Once, we managed to come together, I felt the song ‘We’re Still Alive’ was like a journey through life and its different stages and emotions.

Immediately I had images in my head I once filmed but never used. Whenever I travel, I have this habit of filming without the intent of using it for a specific project. During the last six years I had gathered a big amount of material never used or shown. I thought ‘We’re Still Alive’ was the perfect soundtrack to those random images. Also, as mentioned earlier, due to our different schedules, it would have been difficult to plan and film a shoot together. (Although we are still trying).

The Tame and The Wild agreed to proceed in this way. I would sift through all my material (over 300 GB and squattered on six hard drives) and let the song guide me to find a narrative. That alone took me quite some time, as I would do that after work and on week-ends.
Then I realised that although I had a lot of material, I had to pay attention to not fall into the trap of having afterwards a video which was too random or just a succession of cute pictures without transmitting an emotion. And there were great images I couldn’t use because somehow they didn’t fit in the whole feel of the song.

Finding a structure was the most challenging part, because an image not only conveys something if it’s beautiful, but gains or looses in meaning depending on what comes before or after. It is mostly the sequence, the compilation of several moments which together create new sensation. So instead of using the song to ‘get rid’ of my many material, I tried to enhance what the song was about. This is why some of my material did not fit or go well together.
Therefore I started canvassing archive material from the 50s-70s. I could have achieved this old film look by applying filters, but I firmly believe the real texture can’t be copied. And since The Tame and The Wild have a very true and honest relation to their music (and also as private people), the idea of using as well old footage seemed naturally appropriate.

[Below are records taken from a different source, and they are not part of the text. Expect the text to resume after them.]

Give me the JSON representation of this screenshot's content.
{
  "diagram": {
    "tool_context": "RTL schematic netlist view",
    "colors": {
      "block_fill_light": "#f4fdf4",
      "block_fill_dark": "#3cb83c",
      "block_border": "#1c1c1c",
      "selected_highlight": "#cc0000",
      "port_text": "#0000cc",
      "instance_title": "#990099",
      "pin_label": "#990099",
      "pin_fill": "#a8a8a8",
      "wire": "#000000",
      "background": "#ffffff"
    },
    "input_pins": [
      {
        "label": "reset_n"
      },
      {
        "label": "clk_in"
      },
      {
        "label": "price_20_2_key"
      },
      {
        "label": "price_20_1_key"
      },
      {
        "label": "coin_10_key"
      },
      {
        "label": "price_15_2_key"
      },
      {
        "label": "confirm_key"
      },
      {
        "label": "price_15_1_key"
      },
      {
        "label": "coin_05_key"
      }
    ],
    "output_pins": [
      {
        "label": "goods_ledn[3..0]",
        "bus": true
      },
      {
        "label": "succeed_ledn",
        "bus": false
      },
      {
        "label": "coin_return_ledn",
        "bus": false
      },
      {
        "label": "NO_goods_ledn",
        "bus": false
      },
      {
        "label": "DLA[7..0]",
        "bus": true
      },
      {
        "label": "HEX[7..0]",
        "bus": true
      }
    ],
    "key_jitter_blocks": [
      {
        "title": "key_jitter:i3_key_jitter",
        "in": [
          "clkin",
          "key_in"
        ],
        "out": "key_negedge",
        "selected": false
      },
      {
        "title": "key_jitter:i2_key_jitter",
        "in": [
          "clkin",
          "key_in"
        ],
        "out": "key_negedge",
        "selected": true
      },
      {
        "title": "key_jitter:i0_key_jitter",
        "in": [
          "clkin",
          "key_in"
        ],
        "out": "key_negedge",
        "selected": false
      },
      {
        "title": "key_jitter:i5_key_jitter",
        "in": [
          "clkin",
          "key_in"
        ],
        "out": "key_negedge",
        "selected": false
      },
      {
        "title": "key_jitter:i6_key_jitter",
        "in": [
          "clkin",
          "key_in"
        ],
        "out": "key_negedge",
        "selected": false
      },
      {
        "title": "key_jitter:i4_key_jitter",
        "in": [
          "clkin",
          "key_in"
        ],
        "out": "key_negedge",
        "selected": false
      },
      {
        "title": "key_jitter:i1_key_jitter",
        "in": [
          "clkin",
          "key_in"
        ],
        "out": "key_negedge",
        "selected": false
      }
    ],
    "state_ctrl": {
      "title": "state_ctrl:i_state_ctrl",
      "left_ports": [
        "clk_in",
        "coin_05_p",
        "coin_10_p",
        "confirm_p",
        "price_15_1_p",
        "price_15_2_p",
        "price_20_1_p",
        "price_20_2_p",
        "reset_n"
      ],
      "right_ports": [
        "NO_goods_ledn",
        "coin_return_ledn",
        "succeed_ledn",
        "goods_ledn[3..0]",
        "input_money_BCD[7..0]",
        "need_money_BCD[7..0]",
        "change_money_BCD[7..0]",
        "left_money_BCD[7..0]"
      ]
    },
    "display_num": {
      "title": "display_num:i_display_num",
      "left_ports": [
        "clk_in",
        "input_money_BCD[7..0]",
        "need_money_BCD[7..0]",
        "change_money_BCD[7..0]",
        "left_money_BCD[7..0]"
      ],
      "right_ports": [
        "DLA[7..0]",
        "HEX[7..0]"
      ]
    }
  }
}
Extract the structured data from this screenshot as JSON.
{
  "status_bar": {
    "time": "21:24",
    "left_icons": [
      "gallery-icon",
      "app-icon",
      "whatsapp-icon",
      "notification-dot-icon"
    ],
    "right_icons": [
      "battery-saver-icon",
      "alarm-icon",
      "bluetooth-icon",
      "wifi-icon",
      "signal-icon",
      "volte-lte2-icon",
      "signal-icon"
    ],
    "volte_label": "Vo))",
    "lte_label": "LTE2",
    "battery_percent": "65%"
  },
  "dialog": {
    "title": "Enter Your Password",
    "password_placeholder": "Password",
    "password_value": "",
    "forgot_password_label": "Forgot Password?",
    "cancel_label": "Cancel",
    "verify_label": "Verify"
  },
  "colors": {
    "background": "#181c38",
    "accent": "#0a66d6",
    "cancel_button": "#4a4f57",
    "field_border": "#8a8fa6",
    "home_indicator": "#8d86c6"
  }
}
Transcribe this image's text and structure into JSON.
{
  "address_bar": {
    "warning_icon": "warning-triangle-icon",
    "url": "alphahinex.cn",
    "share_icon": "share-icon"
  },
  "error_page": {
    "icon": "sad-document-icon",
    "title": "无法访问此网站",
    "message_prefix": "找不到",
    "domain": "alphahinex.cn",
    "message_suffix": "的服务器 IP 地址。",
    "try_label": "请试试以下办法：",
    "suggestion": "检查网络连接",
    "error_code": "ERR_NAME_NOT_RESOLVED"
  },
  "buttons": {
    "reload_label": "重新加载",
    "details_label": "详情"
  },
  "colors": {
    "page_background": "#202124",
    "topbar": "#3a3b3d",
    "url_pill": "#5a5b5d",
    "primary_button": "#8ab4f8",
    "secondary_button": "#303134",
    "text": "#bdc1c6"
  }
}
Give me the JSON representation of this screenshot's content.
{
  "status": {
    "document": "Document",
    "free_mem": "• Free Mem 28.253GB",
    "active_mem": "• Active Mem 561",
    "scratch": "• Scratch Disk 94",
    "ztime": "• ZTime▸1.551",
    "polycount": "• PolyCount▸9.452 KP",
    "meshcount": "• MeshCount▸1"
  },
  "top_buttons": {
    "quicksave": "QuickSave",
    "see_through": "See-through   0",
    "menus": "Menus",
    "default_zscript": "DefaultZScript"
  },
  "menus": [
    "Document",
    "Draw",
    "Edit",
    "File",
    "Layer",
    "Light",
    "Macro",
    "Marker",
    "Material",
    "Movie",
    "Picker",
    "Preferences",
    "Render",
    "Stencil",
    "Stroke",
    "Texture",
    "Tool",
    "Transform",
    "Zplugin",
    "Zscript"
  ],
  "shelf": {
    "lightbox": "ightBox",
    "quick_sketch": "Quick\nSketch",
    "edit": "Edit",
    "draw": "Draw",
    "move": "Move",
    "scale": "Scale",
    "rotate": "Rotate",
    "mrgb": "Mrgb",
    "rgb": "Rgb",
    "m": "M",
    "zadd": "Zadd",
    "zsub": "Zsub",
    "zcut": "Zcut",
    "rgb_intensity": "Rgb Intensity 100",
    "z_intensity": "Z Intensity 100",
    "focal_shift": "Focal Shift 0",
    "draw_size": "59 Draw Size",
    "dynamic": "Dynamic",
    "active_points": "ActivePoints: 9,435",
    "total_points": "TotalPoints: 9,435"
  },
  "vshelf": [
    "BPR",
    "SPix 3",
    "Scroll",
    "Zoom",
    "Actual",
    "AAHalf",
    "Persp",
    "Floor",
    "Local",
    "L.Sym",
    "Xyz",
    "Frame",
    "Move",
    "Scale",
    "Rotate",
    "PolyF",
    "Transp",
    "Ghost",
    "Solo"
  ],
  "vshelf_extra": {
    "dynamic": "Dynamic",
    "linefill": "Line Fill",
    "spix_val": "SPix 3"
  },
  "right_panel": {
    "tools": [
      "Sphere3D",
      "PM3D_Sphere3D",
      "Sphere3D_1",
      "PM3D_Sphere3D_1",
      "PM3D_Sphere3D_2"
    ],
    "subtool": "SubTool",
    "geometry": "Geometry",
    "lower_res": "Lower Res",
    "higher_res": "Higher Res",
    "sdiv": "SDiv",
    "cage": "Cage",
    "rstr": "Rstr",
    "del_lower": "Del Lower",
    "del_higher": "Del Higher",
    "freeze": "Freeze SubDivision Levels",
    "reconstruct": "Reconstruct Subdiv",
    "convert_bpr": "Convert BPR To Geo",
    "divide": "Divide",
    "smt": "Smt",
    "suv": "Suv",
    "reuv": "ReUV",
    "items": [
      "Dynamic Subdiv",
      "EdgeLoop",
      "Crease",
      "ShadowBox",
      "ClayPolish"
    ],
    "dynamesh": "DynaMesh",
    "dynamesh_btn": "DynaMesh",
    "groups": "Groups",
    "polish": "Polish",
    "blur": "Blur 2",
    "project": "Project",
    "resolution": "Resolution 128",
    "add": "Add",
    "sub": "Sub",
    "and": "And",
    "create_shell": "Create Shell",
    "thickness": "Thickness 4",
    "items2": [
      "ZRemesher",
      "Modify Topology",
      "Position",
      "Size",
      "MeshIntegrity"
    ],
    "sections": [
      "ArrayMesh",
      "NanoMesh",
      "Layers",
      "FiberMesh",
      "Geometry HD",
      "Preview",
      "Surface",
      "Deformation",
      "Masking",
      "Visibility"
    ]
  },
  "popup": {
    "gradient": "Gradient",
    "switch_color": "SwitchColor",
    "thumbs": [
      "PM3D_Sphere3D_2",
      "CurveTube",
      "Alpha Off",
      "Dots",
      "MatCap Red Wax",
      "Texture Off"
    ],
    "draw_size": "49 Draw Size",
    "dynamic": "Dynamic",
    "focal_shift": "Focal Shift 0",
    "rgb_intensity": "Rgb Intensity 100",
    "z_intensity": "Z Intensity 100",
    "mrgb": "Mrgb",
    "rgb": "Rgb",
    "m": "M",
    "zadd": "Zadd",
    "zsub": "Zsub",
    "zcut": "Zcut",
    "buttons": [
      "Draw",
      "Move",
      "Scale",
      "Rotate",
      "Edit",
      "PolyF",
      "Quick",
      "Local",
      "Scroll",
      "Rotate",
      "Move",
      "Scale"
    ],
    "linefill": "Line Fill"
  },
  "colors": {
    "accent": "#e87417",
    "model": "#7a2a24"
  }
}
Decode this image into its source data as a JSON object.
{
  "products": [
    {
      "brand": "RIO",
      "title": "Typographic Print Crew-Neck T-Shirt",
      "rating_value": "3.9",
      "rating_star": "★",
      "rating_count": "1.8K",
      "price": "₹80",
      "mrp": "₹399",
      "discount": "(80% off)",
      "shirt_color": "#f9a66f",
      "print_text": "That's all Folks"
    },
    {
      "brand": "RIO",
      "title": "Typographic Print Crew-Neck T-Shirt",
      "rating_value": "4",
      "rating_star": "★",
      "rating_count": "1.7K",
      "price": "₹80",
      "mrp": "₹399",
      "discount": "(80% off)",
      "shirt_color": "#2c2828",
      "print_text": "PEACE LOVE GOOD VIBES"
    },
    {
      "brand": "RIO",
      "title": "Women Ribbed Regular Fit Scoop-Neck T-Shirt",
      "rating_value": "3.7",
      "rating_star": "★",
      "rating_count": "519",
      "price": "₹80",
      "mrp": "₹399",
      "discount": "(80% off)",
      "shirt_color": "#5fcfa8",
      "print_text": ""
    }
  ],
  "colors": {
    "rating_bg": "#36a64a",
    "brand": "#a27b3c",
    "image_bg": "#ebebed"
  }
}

Furthermore, I felt that the chorus and in particular the line ‘We’re Still Alive’ had a comparison to what was before and what would come after death – another generation. I did my research on the Prelinger archives, which I had come to know after doing video projections on a theatre play. The best part of working with free images is that you recycle its longevity by creating something contemporary, but the old intrinsicate qualities of those excerpts lend the new project a ‘je-ne-sais-quoi’, which ends up being the perfect fusion.